» Prompt: Each line of the records is to be copied verbatim.

» Input:
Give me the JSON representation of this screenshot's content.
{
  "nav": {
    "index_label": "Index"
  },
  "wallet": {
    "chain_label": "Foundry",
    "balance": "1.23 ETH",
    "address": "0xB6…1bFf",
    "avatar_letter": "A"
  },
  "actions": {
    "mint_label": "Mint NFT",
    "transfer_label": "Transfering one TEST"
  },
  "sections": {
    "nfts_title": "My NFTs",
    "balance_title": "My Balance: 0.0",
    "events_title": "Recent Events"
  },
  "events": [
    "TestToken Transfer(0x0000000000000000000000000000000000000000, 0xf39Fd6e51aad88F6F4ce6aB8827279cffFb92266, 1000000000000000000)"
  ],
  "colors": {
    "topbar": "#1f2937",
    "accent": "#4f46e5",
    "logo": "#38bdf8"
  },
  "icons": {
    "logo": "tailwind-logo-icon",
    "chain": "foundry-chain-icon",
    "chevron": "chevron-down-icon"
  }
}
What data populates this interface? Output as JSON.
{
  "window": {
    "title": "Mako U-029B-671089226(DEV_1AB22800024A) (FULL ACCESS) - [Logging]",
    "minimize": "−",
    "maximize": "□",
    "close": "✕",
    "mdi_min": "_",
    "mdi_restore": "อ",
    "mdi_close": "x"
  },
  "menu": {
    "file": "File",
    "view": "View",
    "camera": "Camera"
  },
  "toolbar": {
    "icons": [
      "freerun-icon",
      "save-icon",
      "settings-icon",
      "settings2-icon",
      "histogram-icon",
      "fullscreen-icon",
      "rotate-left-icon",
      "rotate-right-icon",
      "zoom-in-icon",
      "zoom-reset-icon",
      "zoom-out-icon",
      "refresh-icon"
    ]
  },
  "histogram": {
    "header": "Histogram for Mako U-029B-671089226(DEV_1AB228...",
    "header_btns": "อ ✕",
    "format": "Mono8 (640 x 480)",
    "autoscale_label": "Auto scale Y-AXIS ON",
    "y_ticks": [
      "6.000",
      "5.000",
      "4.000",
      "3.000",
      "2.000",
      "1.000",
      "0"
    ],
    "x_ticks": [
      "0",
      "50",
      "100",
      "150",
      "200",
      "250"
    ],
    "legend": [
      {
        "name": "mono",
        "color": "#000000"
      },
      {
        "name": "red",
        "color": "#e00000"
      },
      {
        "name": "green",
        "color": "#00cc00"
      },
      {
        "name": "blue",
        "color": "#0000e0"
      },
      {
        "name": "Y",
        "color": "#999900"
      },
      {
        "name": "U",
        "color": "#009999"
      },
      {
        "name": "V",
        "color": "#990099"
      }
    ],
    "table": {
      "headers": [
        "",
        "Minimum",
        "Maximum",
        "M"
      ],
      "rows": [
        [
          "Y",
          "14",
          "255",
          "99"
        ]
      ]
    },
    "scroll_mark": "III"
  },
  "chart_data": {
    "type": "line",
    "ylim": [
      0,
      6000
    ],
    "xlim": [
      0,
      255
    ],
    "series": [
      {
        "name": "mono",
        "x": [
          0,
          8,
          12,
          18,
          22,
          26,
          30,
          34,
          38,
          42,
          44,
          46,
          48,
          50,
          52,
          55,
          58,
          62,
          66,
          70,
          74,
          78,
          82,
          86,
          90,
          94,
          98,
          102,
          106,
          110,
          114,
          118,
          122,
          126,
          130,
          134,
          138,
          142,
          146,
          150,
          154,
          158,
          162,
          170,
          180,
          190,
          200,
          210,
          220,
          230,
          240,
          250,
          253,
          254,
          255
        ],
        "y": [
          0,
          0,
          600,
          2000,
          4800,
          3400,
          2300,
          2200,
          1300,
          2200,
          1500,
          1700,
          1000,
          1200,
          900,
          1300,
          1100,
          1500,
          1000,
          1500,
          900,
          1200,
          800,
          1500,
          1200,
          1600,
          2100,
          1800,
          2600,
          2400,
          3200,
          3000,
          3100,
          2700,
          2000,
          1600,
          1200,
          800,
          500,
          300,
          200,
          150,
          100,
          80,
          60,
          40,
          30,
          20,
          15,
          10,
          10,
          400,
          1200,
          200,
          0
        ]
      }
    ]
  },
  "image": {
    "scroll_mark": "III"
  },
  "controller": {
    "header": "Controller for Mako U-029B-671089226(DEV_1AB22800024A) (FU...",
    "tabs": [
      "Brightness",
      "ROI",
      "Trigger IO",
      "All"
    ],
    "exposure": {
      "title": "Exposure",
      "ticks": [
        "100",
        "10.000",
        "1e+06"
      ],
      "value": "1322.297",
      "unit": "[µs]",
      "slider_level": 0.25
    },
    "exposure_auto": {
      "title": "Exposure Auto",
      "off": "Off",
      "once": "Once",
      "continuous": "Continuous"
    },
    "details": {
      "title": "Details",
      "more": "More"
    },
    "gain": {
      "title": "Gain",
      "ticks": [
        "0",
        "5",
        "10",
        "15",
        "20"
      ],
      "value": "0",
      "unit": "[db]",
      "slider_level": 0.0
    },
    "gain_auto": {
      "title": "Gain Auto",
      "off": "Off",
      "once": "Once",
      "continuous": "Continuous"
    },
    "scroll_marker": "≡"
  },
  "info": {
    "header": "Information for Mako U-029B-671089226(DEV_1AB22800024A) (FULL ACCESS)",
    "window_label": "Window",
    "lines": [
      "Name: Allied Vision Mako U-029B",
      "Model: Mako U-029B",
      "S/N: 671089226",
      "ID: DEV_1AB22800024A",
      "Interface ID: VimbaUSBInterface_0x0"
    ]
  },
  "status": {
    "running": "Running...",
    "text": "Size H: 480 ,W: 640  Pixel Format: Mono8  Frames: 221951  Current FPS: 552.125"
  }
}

» Completed exercise:
Give me the JSON representation of this screenshot's content.
{
  "nav": {
    "index_label": "Index"
  },
  "wallet": {
    "chain_label": "Foundry",
    "balance": "1.23 ETH",
    "address": "0xB6…1bFf",
    "avatar_letter": "A"
  },
  "actions": {
    "mint_label": "Mint NFT",
    "transfer_label": "Transfering one TEST"
  },
  "sections": {
    "nfts_title": "My NFTs",
    "balance_title": "My Balance: 0.0",
    "events_title": "Recent Events"
  },
  "events": [
    "TestToken Transfer(0x0000000000000000000000000000000000000000, 0xf39Fd6e51aad88F6F4ce6aB8827279cffFb92266, 1000000000000000000)"
  ],
  "colors": {
    "topbar": "#1f2937",
    "accent": "#4f46e5",
    "logo": "#38bdf8"
  },
  "icons": {
    "logo": "tailwind-logo-icon",
    "chain": "foundry-chain-icon",
    "chevron": "chevron-down-icon"
  }
}
What data populates this interface? Output as JSON.
{
  "window": {
    "title": "Mako U-029B-671089226(DEV_1AB22800024A) (FULL ACCESS) - [Logging]",
    "minimize": "−",
    "maximize": "□",
    "close": "✕",
    "mdi_min": "_",
    "mdi_restore": "อ",
    "mdi_close": "x"
  },
  "menu": {
    "file": "File",
    "view": "View",
    "camera": "Camera"
  },
  "toolbar": {
    "icons": [
      "freerun-icon",
      "save-icon",
      "settings-icon",
      "settings2-icon",
      "histogram-icon",
      "fullscreen-icon",
      "rotate-left-icon",
      "rotate-right-icon",
      "zoom-in-icon",
      "zoom-reset-icon",
      "zoom-out-icon",
      "refresh-icon"
    ]
  },
  "histogram": {
    "header": "Histogram for Mako U-029B-671089226(DEV_1AB228...",
    "header_btns": "อ ✕",
    "format": "Mono8 (640 x 480)",
    "autoscale_label": "Auto scale Y-AXIS ON",
    "y_ticks": [
      "6.000",
      "5.000",
      "4.000",
      "3.000",
      "2.000",
      "1.000",
      "0"
    ],
    "x_ticks": [
      "0",
      "50",
      "100",
      "150",
      "200",
      "250"
    ],
    "legend": [
      {
        "name": "mono",
        "color": "#000000"
      },
      {
        "name": "red",
        "color": "#e00000"
      },
      {
        "name": "green",
        "color": "#00cc00"
      },
      {
        "name": "blue",
        "color": "#0000e0"
      },
      {
        "name": "Y",
        "color": "#999900"
      },
      {
        "name": "U",
        "color": "#009999"
      },
      {
        "name": "V",
        "color": "#990099"
      }
    ],
    "table": {
      "headers": [
        "",
        "Minimum",
        "Maximum",
        "M"
      ],
      "rows": [
        [
          "Y",
          "14",
          "255",
          "99"
        ]
      ]
    },
    "scroll_mark": "III"
  },
  "chart_data": {
    "type": "line",
    "ylim": [
      0,
      6000
    ],
    "xlim": [
      0,
      255
    ],
    "series": [
      {
        "name": "mono",
        "x": [
          0,
          8,
          12,
          18,
          22,
          26,
          30,
          34,
          38,
          42,
          44,
          46,
          48,
          50,
          52,
          55,
          58,
          62,
          66,
          70,
          74,
          78,
          82,
          86,
          90,
          94,
          98,
          102,
          106,
          110,
          114,
          118,
          122,
          126,
          130,
          134,
          138,
          142,
          146,
          150,
          154,
          158,
          162,
          170,
          180,
          190,
          200,
          210,
          220,
          230,
          240,
          250,
          253,
          254,
          255
        ],
        "y": [
          0,
          0,
          600,
          2000,
          4800,
          3400,
          2300,
          2200,
          1300,
          2200,
          1500,
          1700,
          1000,
          1200,
          900,
          1300,
          1100,
          1500,
          1000,
          1500,
          900,
          1200,
          800,
          1500,
          1200,
          1600,
          2100,
          1800,
          2600,
          2400,
          3200,
          3000,
          3100,
          2700,
          2000,
          1600,
          1200,
          800,
          500,
          300,
          200,
          150,
          100,
          80,
          60,
          40,
          30,
          20,
          15,
          10,
          10,
          400,
          1200,
          200,
          0
        ]
      }
    ]
  },
  "image": {
    "scroll_mark": "III"
  },
  "controller": {
    "header": "Controller for Mako U-029B-671089226(DEV_1AB22800024A) (FU...",
    "tabs": [
      "Brightness",
      "ROI",
      "Trigger IO",
      "All"
    ],
    "exposure": {
      "title": "Exposure",
      "ticks": [
        "100",
        "10.000",
        "1e+06"
      ],
      "value": "1322.297",
      "unit": "[µs]",
      "slider_level": 0.25
    },
    "exposure_auto": {
      "title": "Exposure Auto",
      "off": "Off",
      "once": "Once",
      "continuous": "Continuous"
    },
    "details": {
      "title": "Details",
      "more": "More"
    },
    "gain": {
      "title": "Gain",
      "ticks": [
        "0",
        "5",
        "10",
        "15",
        "20"
      ],
      "value": "0",
      "unit": "[db]",
      "slider_level": 0.0
    },
    "gain_auto": {
      "title": "Gain Auto",
      "off": "Off",
      "once": "Once",
      "continuous": "Continuous"
    },
    "scroll_marker": "≡"
  },
  "info": {
    "header": "Information for Mako U-029B-671089226(DEV_1AB22800024A) (FULL ACCESS)",
    "window_label": "Window",
    "lines": [
      "Name: Allied Vision Mako U-029B",
      "Model: Mako U-029B",
      "S/N: 671089226",
      "ID: DEV_1AB22800024A",
      "Interface ID: VimbaUSBInterface_0x0"
    ]
  },
  "status": {
    "running": "Running...",
    "text": "Size H: 480 ,W: 640  Pixel Format: Mono8  Frames: 221951  Current FPS: 552.125"
  }
}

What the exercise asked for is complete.